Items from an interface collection
#####
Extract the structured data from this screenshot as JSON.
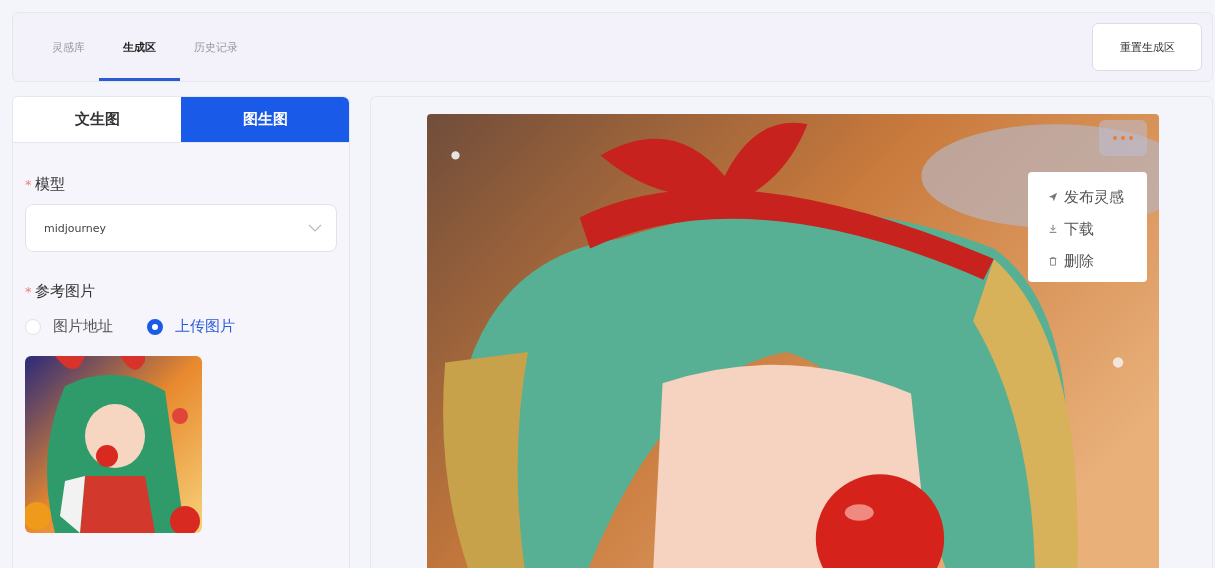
{
  "top_tabs": [
    {
      "label": "灵感库",
      "selected": false
    },
    {
      "label": "生成区",
      "selected": true
    },
    {
      "label": "历史记录",
      "selected": false
    }
  ],
  "reset_button": "重置生成区",
  "mode_tabs": [
    {
      "label": "文生图",
      "selected": false
    },
    {
      "label": "图生图",
      "selected": true
    }
  ],
  "form": {
    "model": {
      "required_mark": "*",
      "label": "模型",
      "value": "midjourney"
    },
    "reference": {
      "required_mark": "*",
      "label": "参考图片",
      "options": [
        {
          "label": "图片地址",
          "selected": false
        },
        {
          "label": "上传图片",
          "selected": true
        }
      ]
    }
  },
  "result": {
    "more_menu": {
      "expanded": true,
      "items": [
        {
          "kind": "publish",
          "label": "发布灵感"
        },
        {
          "kind": "download",
          "label": "下载"
        },
        {
          "kind": "delete",
          "label": "删除"
        }
      ]
    }
  }
}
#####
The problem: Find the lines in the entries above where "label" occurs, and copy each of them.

Output of the task:
      "label": "灵感库",
      "label": "生成区",
      "label": "历史记录",
      "label": "文生图",
      "label": "图生图",
      "label": "模型",
      "label": "参考图片",
          "label": "图片地址",
          "label": "上传图片",
          "label": "发布灵感"
          "label": "下载"
          "label": "删除"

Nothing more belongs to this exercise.